Segregated Minority Service Members
Pervasive racism used to justify separate and unequal living standards for millions of Black Americans plagued the nation in World War II as the Commander in Chief worked to rally America's defenses. While many Americans sought to unite in the face of oppression from abroad, others defended oppression at home and resisted calls by civil rights advocates to fully integrate the military. Instead of welcoming the opportunity to live up to its professed democratic principles of equality, the nation continued to employ Black Americans within a segregated military system. That system limited their station locations, enlistment opportunities, promotions, training, and education for skilled positions and made every effort to minimize their presence in the U.S. Armed Forces. The government's decision to construct military training camps in southern states where Jim Crow guaranteed second-class status for Black citizens added another obstacle in the way of civil rights advocates. Despite the need for unity, the American people remained divided socially and politically, which impacted life at Camp Howze.

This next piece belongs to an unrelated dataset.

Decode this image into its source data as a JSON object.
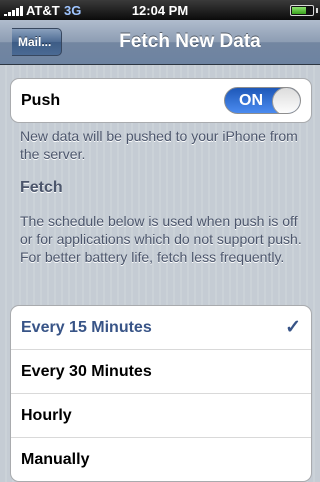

Each week the camp's newspaper, the Camp Howze Howitzer, printed stories to inform its service members, military families, and volunteers about the camp and projected an image of a strong and unified army they could all support. It shared photos, updates, announcements, and jokes to keep morale high and troops motivated. Its publication printed thousands of photographs and stories about people's daily activities and achievements at Camp Howze. There was no shortage of evidence that Camp Howze was full of life while war-related activities occurred around the clock for four years. Yet, comparable depictions of Black service members were conspicuously scarce in all publications circulating throughout the region, including the Camp Howze Howitzer. Unfortunately, the racist beliefs enshrined into law and enforced by military policies hid from view so much of Black Americans' contributions to the war effort. With very few exceptions, the Camp Howze Howitzer was a window into life as a "white" soldier. Though it occasionally published stories about immigrant soldiers, Jewish soldiers, Latino soldiers, Filipino, Chinese, and Japanese American soldiers, the paper filled its pages with faces and accounts of "white" service members and civilians.
Separated from the story, Black Americans appeared to have little impact on the war effort at Camp Howze, though they were likely the largest minority group there. According to former Gainesville Daily Register reporter and local author Betty Stephenson's 1991 book memorializing Camp Howze, approximately 2,000 black soldiers were stationed at the camp. Whether in the Army Service Forces or as members of detachments to the Army Ground Forces, or Army Air Corps, or as a woman officer in the Army Nurse Corps, Black service members, and citizen volunteers were present at Camp Howze in numbers that took a significant and concerted effort to ignore; a well-produced illusion designed to satisfy the demand of those who insisted some people were more equal than others.